It’s the mojito (crisp rum, bright green mint leaves, a stick of sugar cane) standing on the table in front of me, inviting me to sip, tasting the cold sweetness in my mouth: almost instantaneous relaxation. Across from me, a friend whose conversation I become lost in, one who evokes laughter and responds to my words with the same. We lose track of time and atmosphere, living in the moment.
It’s the sounds of the docks as we approach the boat: bells clanging, seagulls squawking, motors running, waves lapping. Once we are out on the water, it becomes all about the sights… the shore becoming smaller and the water, vaster in our vision, surrounding us. We lose ourselves in the comforting rock of the boat as we drift…
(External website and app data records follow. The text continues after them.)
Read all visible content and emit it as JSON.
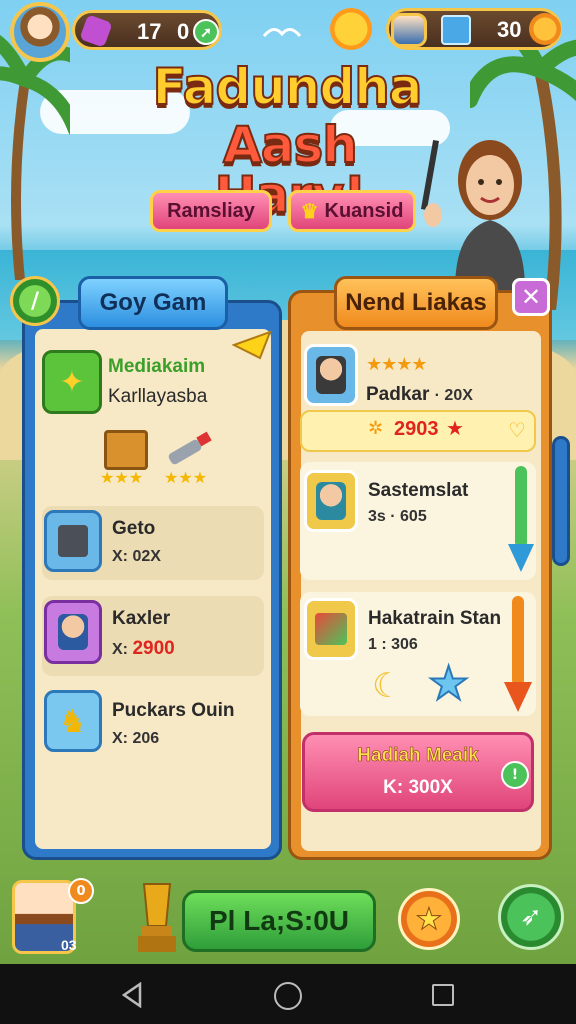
{
  "hud": {
    "left_counter": "17",
    "left_counter_b": "0",
    "right_counter": "30"
  },
  "title": {
    "line1": "Fadundha",
    "line2": "Aash Hary!"
  },
  "top_buttons": [
    {
      "label": "Ramsliay"
    },
    {
      "label": "Kuansid"
    }
  ],
  "left_panel": {
    "tab": "Goy Gam",
    "featured": {
      "name": "Mediakaim",
      "subtitle": "Karllayasba"
    },
    "items": [
      {
        "name": "Geto",
        "value": "X: 02X"
      },
      {
        "name": "Kaxler",
        "value": "X: ",
        "highlight": "2900"
      },
      {
        "name": "Puckars Ouin",
        "value": "X: 206"
      }
    ]
  },
  "right_panel": {
    "tab": "Nend Liakas",
    "items": [
      {
        "name": "Padkar",
        "extra": "· 20X",
        "price": "2903",
        "stars": 4
      },
      {
        "name": "Sastemslat",
        "value": "3s · 605"
      },
      {
        "name": "Hakatrain Stan",
        "value": "1 : 306"
      }
    ],
    "cta": {
      "label": "Hadiah Meaik",
      "value": "K: 300X"
    }
  },
  "bottom": {
    "play_label": "Pl La;S:0U",
    "profile_badge": "03",
    "notif_badge": "0"
  },
  "colors": {
    "gold": "#f6c64a",
    "blue_panel": "#2f79c9",
    "orange_panel": "#e8902b",
    "play_green": "#34b84a"
  }
}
It’s all the pretty colors exploding in the sky. Waiting far away from the launching, to protect us from rogue vessels, we watch the set up, follow the spark as it touches the wick, and it winds in a circular motion up, up, up, until we lose it & and suddenly, it erupts fountains, a majestic tapestry of reds, yellows, oranges, gold, greens, blues, arcing, and then gracefully falling, eventually disappearing into the night sky.
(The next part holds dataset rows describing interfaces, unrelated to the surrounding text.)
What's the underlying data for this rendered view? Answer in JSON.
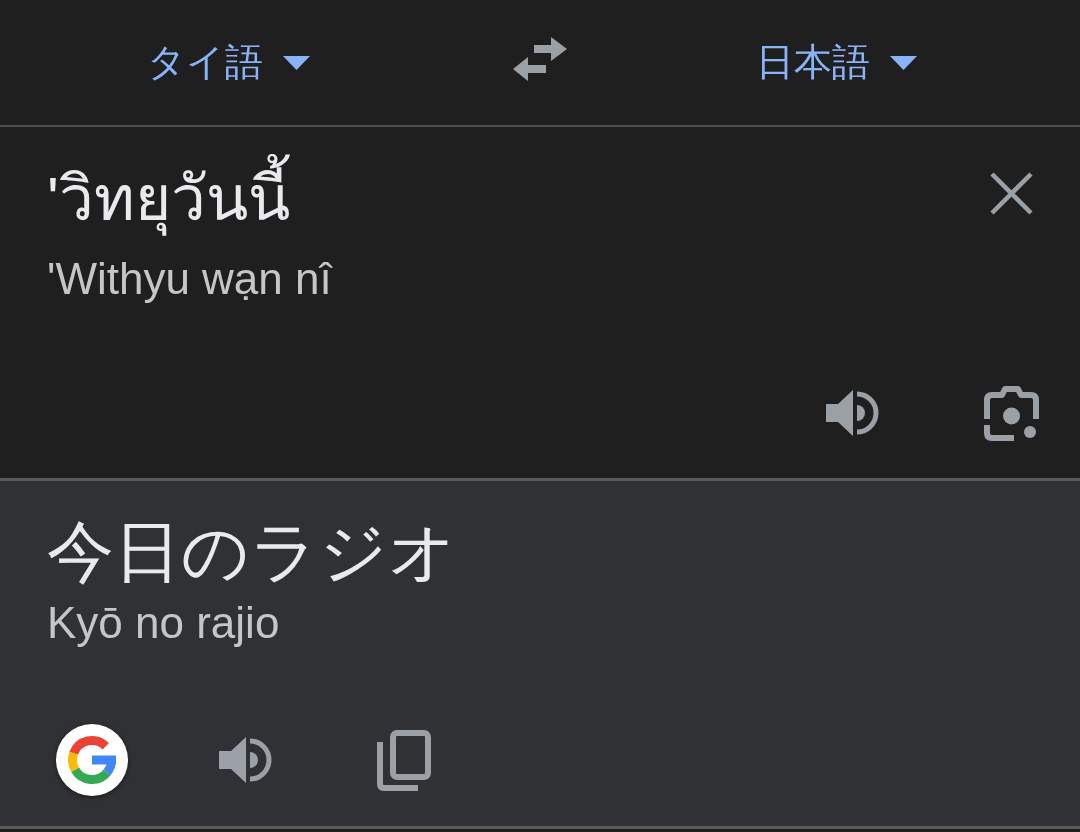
{
  "language_bar": {
    "source_language": "タイ語",
    "target_language": "日本語"
  },
  "input": {
    "text": "'วิทยุวันนี้",
    "romanization": "'Withyu wạn nî"
  },
  "output": {
    "text": "今日のラジオ",
    "romanization": "Kyō no rajio"
  }
}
It’s the salt scent that fills the air as we approach our summer sanctuary at theCape. Each year, I open the front door, full of the same eagerness as the first time we vacationed here– 28 years ago. The familiarity flushing a calm through me, unmatched by any other place in the world. We resettle our things before opening the sliding glass doors to the hot sand and the crisp blue bay whose waves rush up to greet us as we stand on the edge of where earth and water meet. Feeling the fawn-colored, granules stick to our tender feet, only to be washed away as we stand up to our ankles letting the undertow sink our feet in. We have arrived.
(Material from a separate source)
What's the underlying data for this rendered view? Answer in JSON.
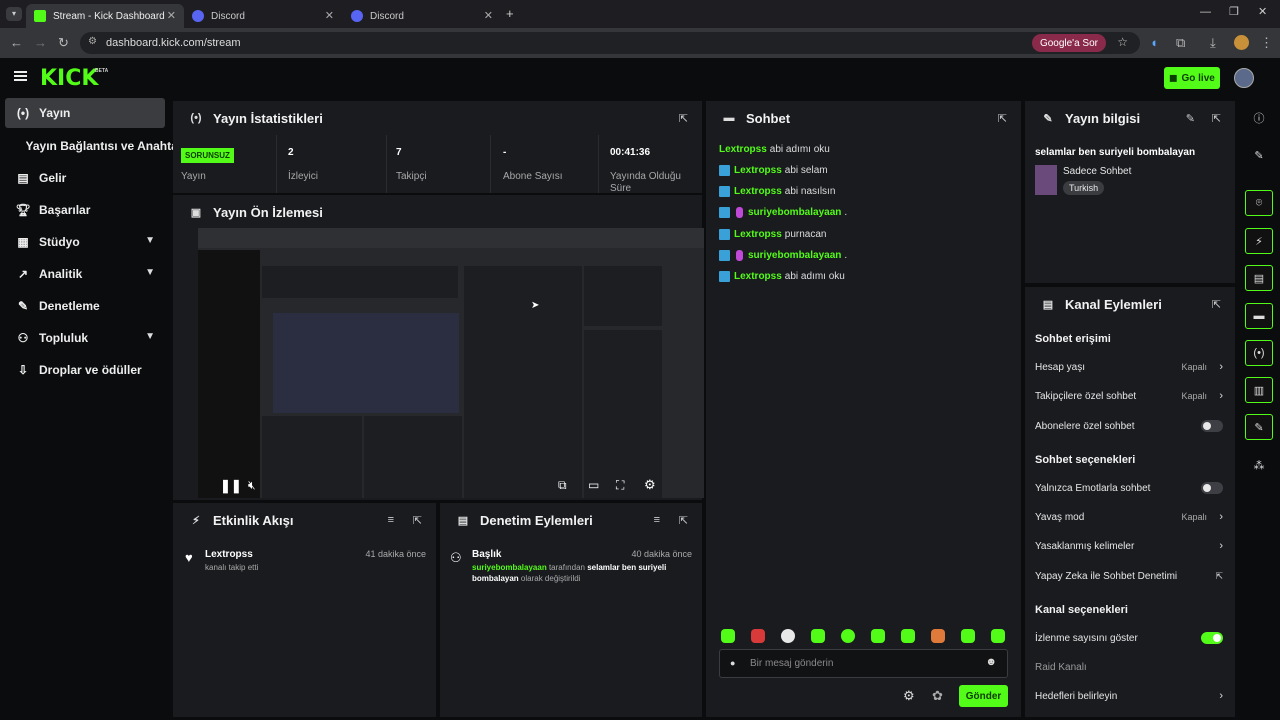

It’s watching our grown children, working together, as architects of the greatest sand castle of the summer. They work, often, silently; their rhythms in sync after all these years of honing their craft. There is the water gatherer, the shell collector/designer, and the dumper of the assorted molds of packed sand. Standing back, they admire their work, as I admire my own.
It’s waking up, lazily, still drowsy, to the sights and sounds of the water slapping the shore and the boats of the neighboring yacht club rocking like cradles. And the sun… oh, the morning sun, is the most prominent feature of our summer home. The way it rises in the sky, bright orange and yellow, rising up, casting its morning glow like a promise in front of me.
The arrival of mums at the town nursery is the first indication of summer’s end. They are potted, neatly in rows, awaiting the stage of maturation which makes them appealing for selling. I, of course, will buy these mums, but never before school has begun. I see it as some kind of slap in the face to summer.
And, then, there are the dreaded letters I receive: two of them, one from the principal and one from the superintendent, both welcoming us back to another school year. I know their contents: I stammer to open each of them, sometimes I get so daring as to leave them unopened on the table for days, but they stare at me– a haunting reality of the end of summer’s simplicities.